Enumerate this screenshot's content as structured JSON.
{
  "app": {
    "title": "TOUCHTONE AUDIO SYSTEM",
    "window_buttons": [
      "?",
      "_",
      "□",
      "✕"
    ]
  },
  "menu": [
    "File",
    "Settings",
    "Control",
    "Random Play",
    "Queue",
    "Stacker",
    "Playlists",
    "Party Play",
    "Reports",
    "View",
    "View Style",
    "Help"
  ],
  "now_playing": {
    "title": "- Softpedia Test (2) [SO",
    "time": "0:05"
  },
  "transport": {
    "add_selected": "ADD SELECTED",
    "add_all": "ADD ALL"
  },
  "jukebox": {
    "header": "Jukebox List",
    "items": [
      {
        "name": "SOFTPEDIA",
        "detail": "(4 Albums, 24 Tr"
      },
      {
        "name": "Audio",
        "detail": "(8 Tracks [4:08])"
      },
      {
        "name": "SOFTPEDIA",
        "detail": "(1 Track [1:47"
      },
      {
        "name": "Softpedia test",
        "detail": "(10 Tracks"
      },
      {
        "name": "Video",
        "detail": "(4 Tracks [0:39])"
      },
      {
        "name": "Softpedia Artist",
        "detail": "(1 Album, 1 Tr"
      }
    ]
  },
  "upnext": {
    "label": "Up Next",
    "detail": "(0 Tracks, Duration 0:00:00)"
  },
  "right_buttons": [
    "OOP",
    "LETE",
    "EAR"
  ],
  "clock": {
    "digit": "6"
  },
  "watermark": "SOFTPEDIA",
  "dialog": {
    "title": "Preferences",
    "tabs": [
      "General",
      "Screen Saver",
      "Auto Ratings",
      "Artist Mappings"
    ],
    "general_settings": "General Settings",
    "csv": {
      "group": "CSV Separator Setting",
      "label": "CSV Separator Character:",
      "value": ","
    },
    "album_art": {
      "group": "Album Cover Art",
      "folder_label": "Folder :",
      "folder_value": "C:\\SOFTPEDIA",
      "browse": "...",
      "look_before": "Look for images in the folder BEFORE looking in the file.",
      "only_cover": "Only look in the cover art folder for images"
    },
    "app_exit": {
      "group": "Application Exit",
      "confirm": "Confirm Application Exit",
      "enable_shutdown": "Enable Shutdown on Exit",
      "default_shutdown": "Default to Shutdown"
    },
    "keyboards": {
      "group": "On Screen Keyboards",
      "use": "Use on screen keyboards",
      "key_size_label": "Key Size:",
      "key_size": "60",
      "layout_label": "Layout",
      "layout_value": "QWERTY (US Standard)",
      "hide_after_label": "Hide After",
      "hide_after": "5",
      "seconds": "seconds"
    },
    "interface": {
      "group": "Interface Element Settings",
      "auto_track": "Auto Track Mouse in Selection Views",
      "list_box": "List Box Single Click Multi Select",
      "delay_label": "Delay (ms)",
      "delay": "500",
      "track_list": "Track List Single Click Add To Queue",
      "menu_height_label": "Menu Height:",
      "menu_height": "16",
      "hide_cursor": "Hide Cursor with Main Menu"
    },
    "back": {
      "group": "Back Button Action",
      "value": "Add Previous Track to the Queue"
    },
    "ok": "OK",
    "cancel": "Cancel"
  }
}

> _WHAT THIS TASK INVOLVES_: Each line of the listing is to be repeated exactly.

> _SOLUTION FOR THIS TASK_:
Enumerate this screenshot's content as structured JSON.
{
  "app": {
    "title": "TOUCHTONE AUDIO SYSTEM",
    "window_buttons": [
      "?",
      "_",
      "□",
      "✕"
    ]
  },
  "menu": [
    "File",
    "Settings",
    "Control",
    "Random Play",
    "Queue",
    "Stacker",
    "Playlists",
    "Party Play",
    "Reports",
    "View",
    "View Style",
    "Help"
  ],
  "now_playing": {
    "title": "- Softpedia Test (2) [SO",
    "time": "0:05"
  },
  "transport": {
    "add_selected": "ADD SELECTED",
    "add_all": "ADD ALL"
  },
  "jukebox": {
    "header": "Jukebox List",
    "items": [
      {
        "name": "SOFTPEDIA",
        "detail": "(4 Albums, 24 Tr"
      },
      {
        "name": "Audio",
        "detail": "(8 Tracks [4:08])"
      },
      {
        "name": "SOFTPEDIA",
        "detail": "(1 Track [1:47"
      },
      {
        "name": "Softpedia test",
        "detail": "(10 Tracks"
      },
      {
        "name": "Video",
        "detail": "(4 Tracks [0:39])"
      },
      {
        "name": "Softpedia Artist",
        "detail": "(1 Album, 1 Tr"
      }
    ]
  },
  "upnext": {
    "label": "Up Next",
    "detail": "(0 Tracks, Duration 0:00:00)"
  },
  "right_buttons": [
    "OOP",
    "LETE",
    "EAR"
  ],
  "clock": {
    "digit": "6"
  },
  "watermark": "SOFTPEDIA",
  "dialog": {
    "title": "Preferences",
    "tabs": [
      "General",
      "Screen Saver",
      "Auto Ratings",
      "Artist Mappings"
    ],
    "general_settings": "General Settings",
    "csv": {
      "group": "CSV Separator Setting",
      "label": "CSV Separator Character:",
      "value": ","
    },
    "album_art": {
      "group": "Album Cover Art",
      "folder_label": "Folder :",
      "folder_value": "C:\\SOFTPEDIA",
      "browse": "...",
      "look_before": "Look for images in the folder BEFORE looking in the file.",
      "only_cover": "Only look in the cover art folder for images"
    },
    "app_exit": {
      "group": "Application Exit",
      "confirm": "Confirm Application Exit",
      "enable_shutdown": "Enable Shutdown on Exit",
      "default_shutdown": "Default to Shutdown"
    },
    "keyboards": {
      "group": "On Screen Keyboards",
      "use": "Use on screen keyboards",
      "key_size_label": "Key Size:",
      "key_size": "60",
      "layout_label": "Layout",
      "layout_value": "QWERTY (US Standard)",
      "hide_after_label": "Hide After",
      "hide_after": "5",
      "seconds": "seconds"
    },
    "interface": {
      "group": "Interface Element Settings",
      "auto_track": "Auto Track Mouse in Selection Views",
      "list_box": "List Box Single Click Multi Select",
      "delay_label": "Delay (ms)",
      "delay": "500",
      "track_list": "Track List Single Click Add To Queue",
      "menu_height_label": "Menu Height:",
      "menu_height": "16",
      "hide_cursor": "Hide Cursor with Main Menu"
    },
    "back": {
      "group": "Back Button Action",
      "value": "Add Previous Track to the Queue"
    },
    "ok": "OK",
    "cancel": "Cancel"
  }
}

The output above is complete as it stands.